You may have forgot Antarctica even existed down there, like the old adage goes out of sight, out of mind. Be aware of and consider a few different routes to understand more about Antarctica, before making your final decisions about this far away continent. There are plenty of individuals with loads of questions about Earth’s southernmost landmass, so fasten your seat belt; it’s going to be a chilly ride.
1. The South Pole Is Not An Exact Location
Because of its relative everyday obsolescence to most of us, its unfathomable that Antarctica boasts a variety of noteworthy locations. McMurdo Station, Adelaide Island, and the Ross Sea and Ice shelf named for British naval captain James Clark Ross who discovered the region in 1841 are just a few.
Besides these existing functional locations, the one geographic feather most of us readily conjure in our minds is the South Pole. Antarctica’s south pole is gifted with a lovely sign and row of flags representing associated nations, however, because the of the Earth’s slight rotational shifting, or teetering there is no truly exact south pole.
Marker 1 is the location of the south Geographic pole, or the actual physical location precisely opposite the more popular North Pole which enjoys all that free press from the fat man in the red suit. Marker 2 suprisingly is the actual spot of the southenmost magnetic pole, or the lower residence earth's magnetic field. Marker 3 represens the south geomagnetic pole, and Marker 4 is the South Pole of Inaccessability.

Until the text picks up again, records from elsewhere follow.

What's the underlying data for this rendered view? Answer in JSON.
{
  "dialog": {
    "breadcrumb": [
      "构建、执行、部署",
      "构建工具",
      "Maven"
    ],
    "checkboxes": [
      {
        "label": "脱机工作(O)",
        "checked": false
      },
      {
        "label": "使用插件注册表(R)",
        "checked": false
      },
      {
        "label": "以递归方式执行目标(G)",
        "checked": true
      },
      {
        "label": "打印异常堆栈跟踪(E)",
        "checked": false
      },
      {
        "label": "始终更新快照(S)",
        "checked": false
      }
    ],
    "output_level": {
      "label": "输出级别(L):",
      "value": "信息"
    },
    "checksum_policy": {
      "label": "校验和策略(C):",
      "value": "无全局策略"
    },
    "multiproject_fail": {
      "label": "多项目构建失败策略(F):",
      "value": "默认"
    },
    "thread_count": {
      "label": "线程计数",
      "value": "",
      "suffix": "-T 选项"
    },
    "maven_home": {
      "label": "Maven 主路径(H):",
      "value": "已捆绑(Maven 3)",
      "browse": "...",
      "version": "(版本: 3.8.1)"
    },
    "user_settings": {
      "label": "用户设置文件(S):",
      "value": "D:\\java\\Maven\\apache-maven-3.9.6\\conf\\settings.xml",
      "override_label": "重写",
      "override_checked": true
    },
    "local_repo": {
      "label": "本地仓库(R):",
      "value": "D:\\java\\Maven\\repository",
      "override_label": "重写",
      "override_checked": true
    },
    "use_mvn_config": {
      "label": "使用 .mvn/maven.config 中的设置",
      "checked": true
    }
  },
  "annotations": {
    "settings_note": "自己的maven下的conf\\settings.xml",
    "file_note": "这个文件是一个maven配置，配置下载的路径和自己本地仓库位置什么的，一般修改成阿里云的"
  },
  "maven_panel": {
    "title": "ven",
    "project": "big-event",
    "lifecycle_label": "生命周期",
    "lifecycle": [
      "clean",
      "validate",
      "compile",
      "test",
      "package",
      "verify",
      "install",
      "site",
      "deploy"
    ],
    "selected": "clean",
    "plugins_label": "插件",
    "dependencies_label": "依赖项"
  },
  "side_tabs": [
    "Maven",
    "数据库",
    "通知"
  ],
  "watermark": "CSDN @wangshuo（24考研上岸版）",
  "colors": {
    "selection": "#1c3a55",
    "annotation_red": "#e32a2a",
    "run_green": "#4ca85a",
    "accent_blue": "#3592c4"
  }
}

2. Ozone Depletion May be A Result of Diminished Iron Levels in Antarctic Waters
Scientists have known for some time that phytoplankton, microscopic maritime organisms, contribute directly to cleaning our oceans and the very air we breathe. Like us, these organisms require a balance of several minerals in order to thrive and continue living.
Due to a recorded drop in levels of the essential mineral Iron in the waters approximating the Antarctic area, local phytoplankton are less numerous. Lower levels of life-giving phytoplankton means less natural filtering of harmful carbon monoxide gasses in the air, and it is this that has been purported to be the cause of the damage done to our protective ozone layer in that specific region.
3. Ships Are Tailor Made For Antarctic Climate
Specialty barges referred to as Ice Breakers are uniquely designed to break through icy waters effectively forging a pathway for subsequent vessels. Rather than using speed and kinetic energy to burst through the thick icy shelf resting atop the majority of waterways contained within Antarctica, these ice breakers surge upward, resting briefly atop the icy shelf itself.
The weight of the ship effectively crushes the ice resting below and they are those few feet or meters closer to their destination.
4. There is Tight Criteria for Visiting Nations
Because we had learned so much from the trials of the first half of the century, in 1959 the Antarctic treaty was signed by 13 nations, then by a further 37 thereafter. Conditions of the treaty dictate that in order for any nation to have an existing presence in Antarctica, they must be there a scientific pretense.
The Treaty also specifically bars any form of military or commercial activities, including prospecting of any kind. This was in an effort to preserve not only the strikingly unique geography, but the wildly diverse and breathtakingly beautiful wildlife that so richly populate Antarctica.
The Treaty also dictates that no nation hold a permanent presence. Every territory, which is established, must be done so with the understanding that it will eventually be dismantled and removed. Because of the stipulation that any residing nation must do so under the pretext of scientific research, the largest populations of people who live in Antarctica are scientists, at around 3,000. Surprisingly, it is visited annually by some 30,000 tourists who travel there largely by boat.
It might be common knowledge by now that the hottest place recorded on Earth was at the Furnace Creek Ranch in the Death Valley desert in eastern California, at 56.°C, 134° Fahrenheit.
But the coldest recorded temperature on Earth was at the Russian Vostok Station? The tiny gathering of raised buildings raised above ground to avoid being buried in snow drifts has reached temperatures as low as −89.2 °C, or −128.6 °Fahrenheit. This record low was taken from the above shown Vostok Station all the way back in 1983.
1. Walker, Gabrielle. Antarctica: An Intimate Portrait of a Mysterious Continent. Boston: Houghton Mifflin Harcourt, 2013. Print.
2. Rejcek, Peter. "Two Ships, One Mission." The Antarctic Sun Science News. United States Antarctic Program, 26 Nov. 2010. Web. 25 May 2013.
3. Martin, John H., R. Michael Gordon, and Steve E. Fitzwater. "Iron in Antarctic Waters." Nature.com. Nature Publishing Group, 10 May 1990. Web. 25 May 2013.